Solomon was the wisest man who ever walked the face of this earth. When you read about his wisdom, when you count the glory and richness of his kingdom, there was no one who ever paralleled him before, nor has there been any since. It was Solomon that warned his son in Proverbs about the trap of lust. It was Solomon that warned us all about the trap of pride. And yet, in the end, it was both lust and pride that was the downfall of this great man. It began with a false sense of his own importance. It continued with a neglect of the very wisdom he had imparted. It came to life through a life of uncontrolled personal lust and desire. And it bore the final fruits of idolatry that ultimately would cost him the kingdom.
- “King Solomon loved many foreign women in addition to Pharaoh’s daughter. He loved Hittite women and women from Moab, Ammon, Edom, and Sidon. They came from the nations about which the LORD had said to the people of Israel, “Never intermarry with them. They will surely tempt you to follow their gods.” But Solomon was obsessed with their love. He had 700 wives who were princesses and 300 wives who were concubines.” (1 Kings 11:1-3 GW)
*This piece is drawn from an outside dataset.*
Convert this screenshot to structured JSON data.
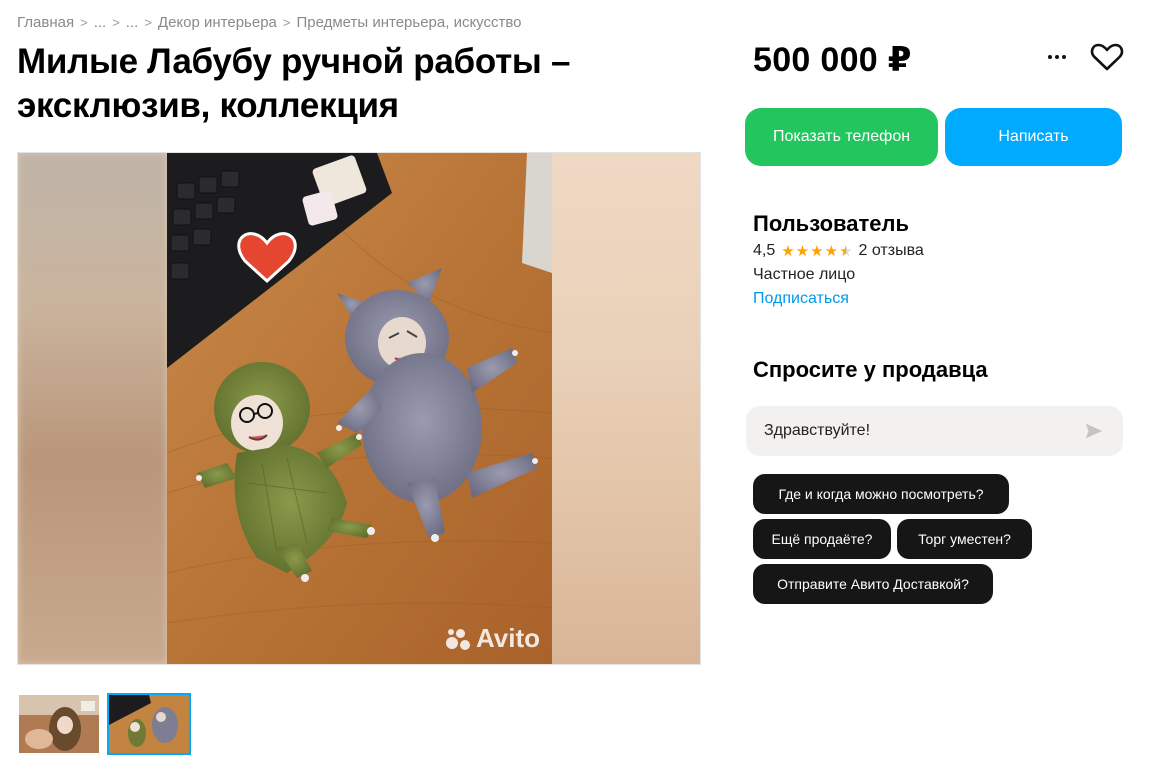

King Solomon allowed his love for the Word of God, his love for the Wisdom of God, to be crowded out by his love for foreign women. Solomon knew the commandments of the Lord. He knew that the Lord said “Never intermarry with them.” Yet, the enemy convinced Solomon, in all his wisdom, that he was different, that he could manage these desires, that he could do what no man before him was able to do, and what he had warned his son about. Solomon believed he could take fire into his bosom and not be burned. What Solomon learned is that even the mighty can fall.
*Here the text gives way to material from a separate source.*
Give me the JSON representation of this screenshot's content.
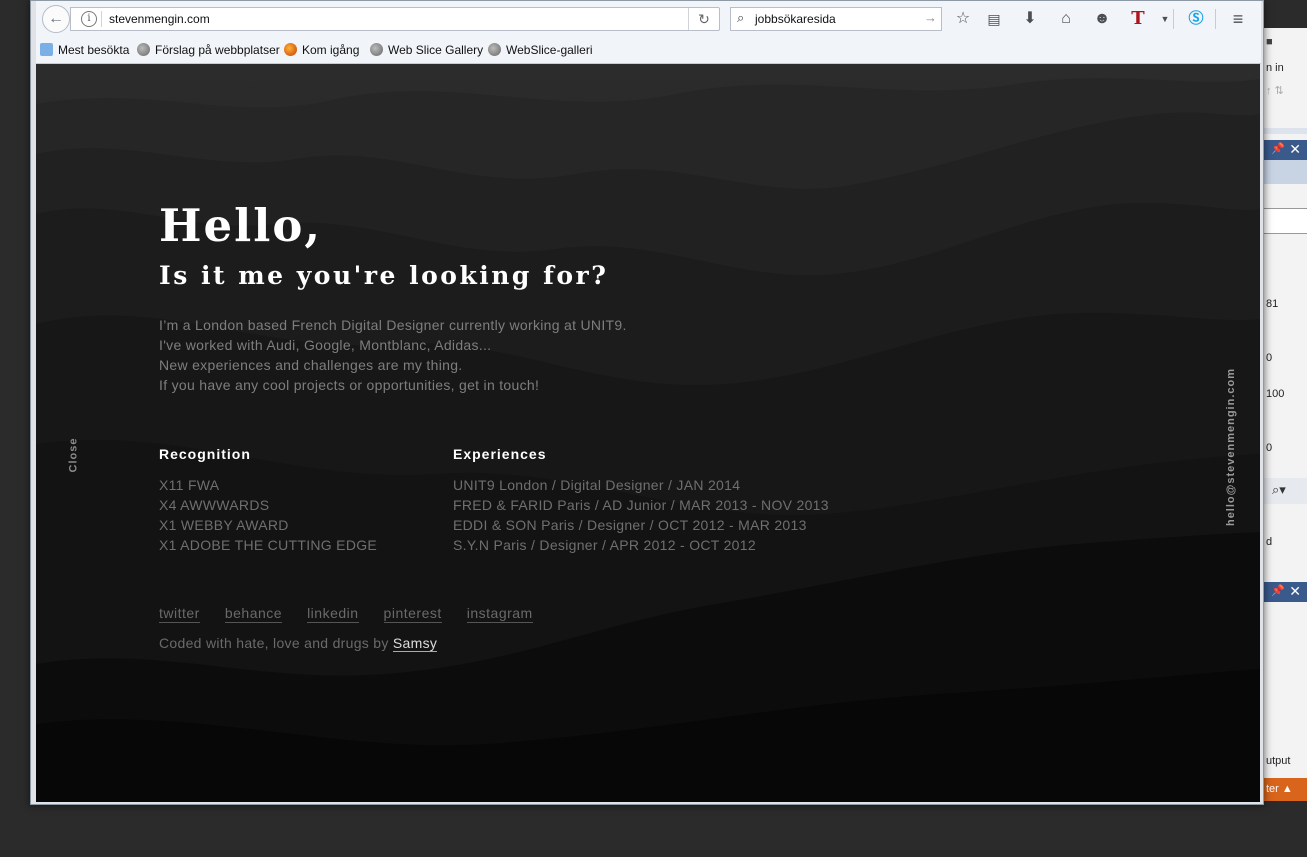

I love that the Scriptures never hide the flaws of those who walked before us in faith. It shows these patriarchs in both their moments of wonderful obedience and devotion to the Lord, as well as in the depths of their own personal failure and despair. We see David’s sin with Bathsheba and Uriah, and here we see Solomon’s failure in the closing days of his reign. Why is this so important for us? God recorded all of these account in their entirety so that we could learn from their mistakes and avoid these common pitfalls of life.
What a wonder of God’s grace! He loves us so much that He warns us, calls us, implores us – to walk according to His Word, empowered by His Grace, filled and directed by His Spirit!
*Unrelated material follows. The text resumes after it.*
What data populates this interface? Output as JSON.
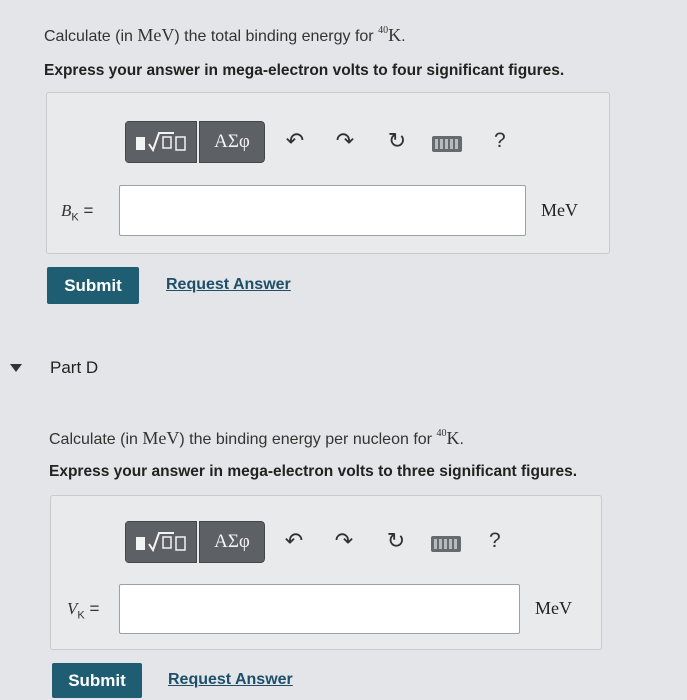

Listen to Solomon’s very words. Oh, that he would have remembered them. Oh, that we might grab ahold of them with all our heart, soul, mind, and strength. Oh, that we might stay on the course of walking daily with Jesus, in the fear of the Lord – so that we might all run the race to win and finish well!
- “A joyful heart makes a cheerful face, but with a heartache comes depression. The mind of a person who has understanding searches for knowledge, but the mouths of fools feed on stupidity. Every day is a terrible day for a miserable person, but a cheerful heart has a continual feast. Better to have a little with the fear of the LORD than great treasure and turmoil. Better to have a dish of vegetables where there is love than juicy steaks where there is hate.” (Proverbs 15:13-17 GW)
It is not our position in life that matters – it is our position in Christ! Solomon had it all, and lost it all. Lord, help me to hold on to only You!
In Jesus Name!